But SABC group executive of corporate affairs Hlaudi Motsoeneng denies this, saying there is a single content team at work at the SABC.
I don’t have friends.
Insiders, however, don’t agree, with one saying: “Those who have access to the 27th floor are making all the new content.”
In May, soap stars Sophie Ndaba and Winnie Ntshaba, and performers Somizi Mhlongo, Arthur Mafokate and Khanyi Mbau, were earmarked for production development as part of the SABC’s plan to empower local production houses and talent.
Other producers announced were DJ Finzo, Ntombi Mzolo, Thapelo Moraka and Pearl Modiadie.
Motsoeneng dismisses the idea that his or his close SABC associate Sully Motsweni’s “friends” are benefiting from the new arrangement.
“I don’t have friends,” he told City Press.
“When I check your questions about certain individuals, we don’t do business because people come and complain in my office as you are putting it. It’s ‘Home Affairs’ here, people call this office Home Affairs. Or ‘hospital’.
“I have an open-door policy. I talk to everyone and I listen to everyone. We are making sure that we empower emerging production houses and we are targeting all provinces and we want people to produce programming in their own languages.”
One example of preferential treatment cited by many sources is Ndaba and Ntshaba’s proposed new show, The Healers, a mythical yet futuristic drama featuring mermaids.
One SABC insider said the Special Projects department’s Jacqui Hlogwane helped write the proposal for the show.
Asked about this, Motsoeneng replied: “That is a good question. The role of the SABC is to guide and also to empower all these emerging media houses.”
Ndaba has also been linked to a new wedding show and a new soap opera pitched to Motsoeneng, according to four current and former SABC officials.
The wedding show was initially rejected by SABC commissioning editors because Ndaba owns a wedding planning business and they felt the show promoted it.
Motsoeneng said he encouraged Ndaba’s business success.
One SABC insider said Motsoeneng had been heard stating: “Somizi [Mhlongo] must come, Danie [Swart] and Jacqui [Hlongwane] will help him with his proposal.”

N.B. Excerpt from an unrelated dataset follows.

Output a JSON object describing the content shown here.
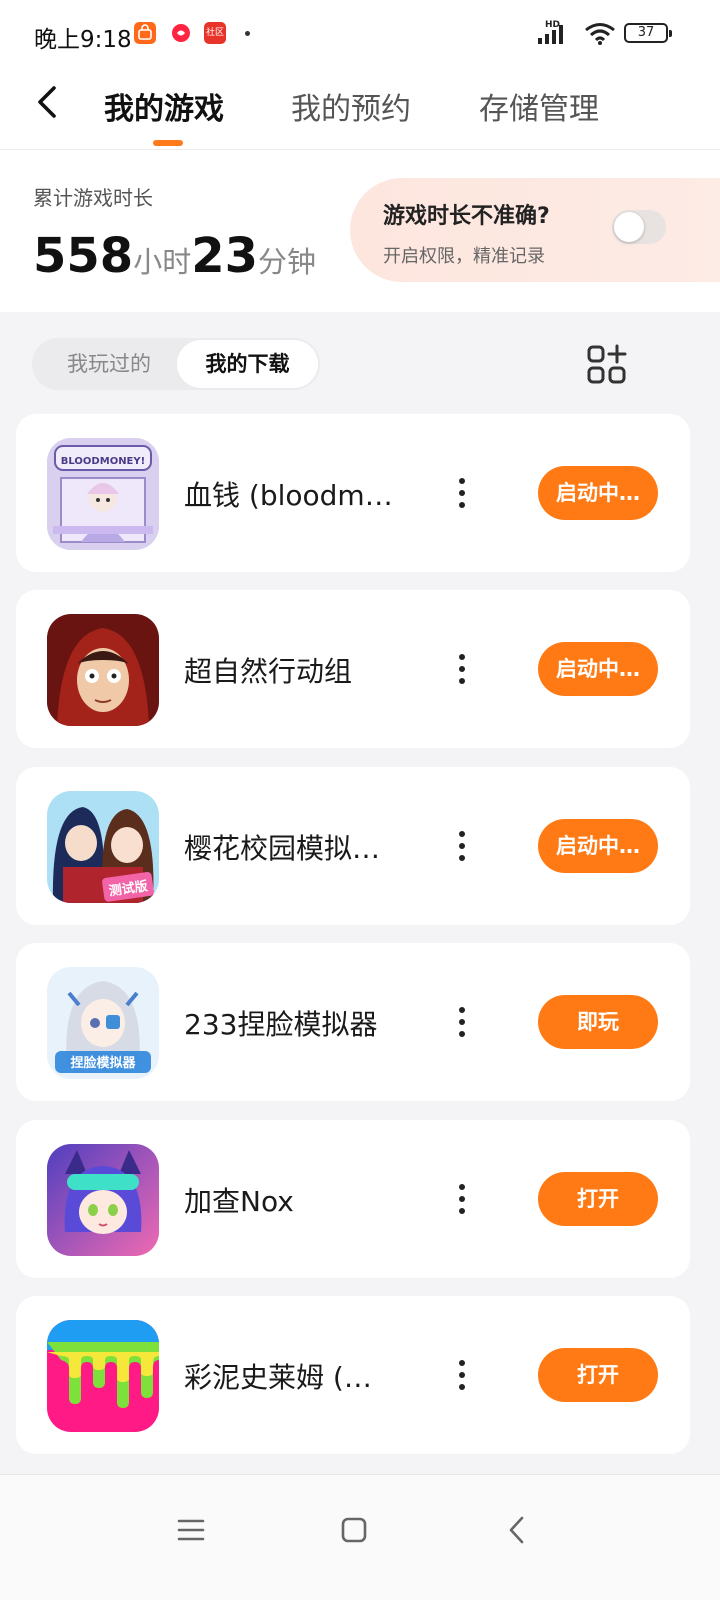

Ndaba and Ntshaba did not respond to questions.
“We want former actors to be owners of their own productions ... Transformation at the SABC is not negotiable,” Motsoeneng said.
Independent producers, however, say Motsoeneng is doing untold damage to the industry by throwing out the RFP system.
The Independent Producers’ Organisation (IPO), which represents “the majority of the television producers supplying content to broadcasters in South Africa”, said in a statement: “The IPO is aware of Hlaudi Motsoeneng’s parallel commissioning process for his chosen handful of aspirant producers.
“They are often actors or recognised industry persons, who are not experienced producers, and have themselves reached out to numerous of our members, requesting ‘assistance’ in their significant pre-allocated budgets, since they lack the necessary production experience.
“As a result, the allocated funds would essentially be given to ‘middle men and women’ who are given credits they are not qualified for.”
The statement says the independent production sector fought hard for independent commissioning, and fair and transparent procedures, and this has opened the door “to unfair and corrupt commissioning practices that were a hallmark of a dated broadcaster in days long gone.”
Motsoeneng said in response: “It will be misleading to say production houses are unhappy. Maybe your sources are not prepared for transformation.”
This is a joint investigation between City Press and the SOS Coalition (soscoalition.org.za), which campaigns for independent, credible public broadcasting which advances South Africa’s constitutional democracy. SOS made Gedye’s investigation possible.